(RECORDS TO USE begins)

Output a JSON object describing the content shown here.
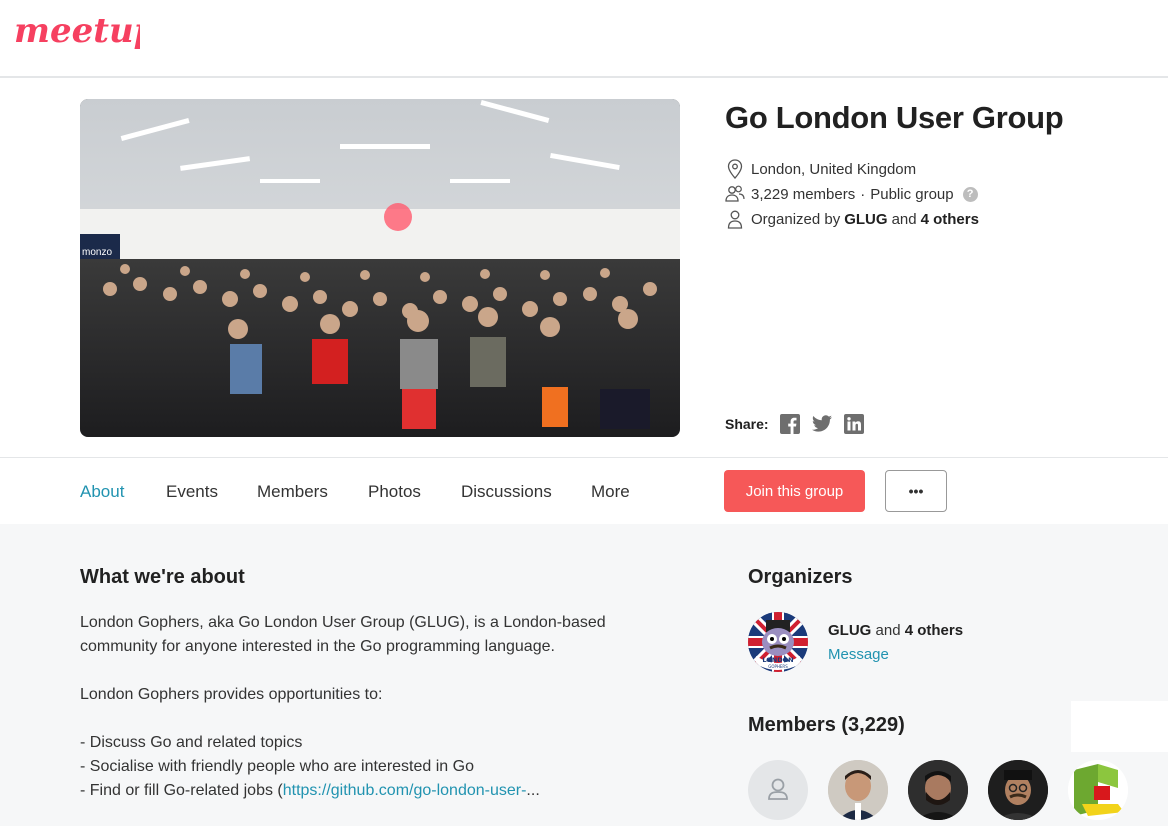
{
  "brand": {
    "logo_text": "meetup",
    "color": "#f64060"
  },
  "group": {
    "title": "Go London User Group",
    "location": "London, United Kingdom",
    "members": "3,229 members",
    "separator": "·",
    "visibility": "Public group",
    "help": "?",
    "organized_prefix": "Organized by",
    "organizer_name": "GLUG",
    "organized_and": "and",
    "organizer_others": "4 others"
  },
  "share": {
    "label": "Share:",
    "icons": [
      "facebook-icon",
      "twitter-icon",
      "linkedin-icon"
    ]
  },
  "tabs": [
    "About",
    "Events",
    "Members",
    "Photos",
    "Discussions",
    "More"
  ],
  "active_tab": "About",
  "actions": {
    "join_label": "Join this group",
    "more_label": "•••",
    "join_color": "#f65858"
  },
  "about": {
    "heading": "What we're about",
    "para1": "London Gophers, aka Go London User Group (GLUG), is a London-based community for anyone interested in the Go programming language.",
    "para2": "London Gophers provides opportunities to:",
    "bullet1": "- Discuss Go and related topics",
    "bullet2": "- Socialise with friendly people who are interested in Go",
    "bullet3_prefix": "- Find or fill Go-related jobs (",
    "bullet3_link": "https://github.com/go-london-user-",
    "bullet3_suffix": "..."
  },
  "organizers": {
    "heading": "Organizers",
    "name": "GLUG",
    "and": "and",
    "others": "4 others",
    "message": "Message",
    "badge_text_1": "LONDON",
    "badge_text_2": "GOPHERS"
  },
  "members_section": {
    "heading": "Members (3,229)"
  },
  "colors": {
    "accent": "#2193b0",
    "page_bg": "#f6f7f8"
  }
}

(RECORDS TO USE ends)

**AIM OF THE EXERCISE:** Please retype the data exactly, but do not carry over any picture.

**ANSWER TO THIS EXERCISE:**
Output a JSON object describing the content shown here.
{
  "brand": {
    "logo_text": "meetup",
    "color": "#f64060"
  },
  "group": {
    "title": "Go London User Group",
    "location": "London, United Kingdom",
    "members": "3,229 members",
    "separator": "·",
    "visibility": "Public group",
    "help": "?",
    "organized_prefix": "Organized by",
    "organizer_name": "GLUG",
    "organized_and": "and",
    "organizer_others": "4 others"
  },
  "share": {
    "label": "Share:",
    "icons": [
      "facebook-icon",
      "twitter-icon",
      "linkedin-icon"
    ]
  },
  "tabs": [
    "About",
    "Events",
    "Members",
    "Photos",
    "Discussions",
    "More"
  ],
  "active_tab": "About",
  "actions": {
    "join_label": "Join this group",
    "more_label": "•••",
    "join_color": "#f65858"
  },
  "about": {
    "heading": "What we're about",
    "para1": "London Gophers, aka Go London User Group (GLUG), is a London-based community for anyone interested in the Go programming language.",
    "para2": "London Gophers provides opportunities to:",
    "bullet1": "- Discuss Go and related topics",
    "bullet2": "- Socialise with friendly people who are interested in Go",
    "bullet3_prefix": "- Find or fill Go-related jobs (",
    "bullet3_link": "https://github.com/go-london-user-",
    "bullet3_suffix": "..."
  },
  "organizers": {
    "heading": "Organizers",
    "name": "GLUG",
    "and": "and",
    "others": "4 others",
    "message": "Message",
    "badge_text_1": "LONDON",
    "badge_text_2": "GOPHERS"
  },
  "members_section": {
    "heading": "Members (3,229)"
  },
  "colors": {
    "accent": "#2193b0",
    "page_bg": "#f6f7f8"
  }
}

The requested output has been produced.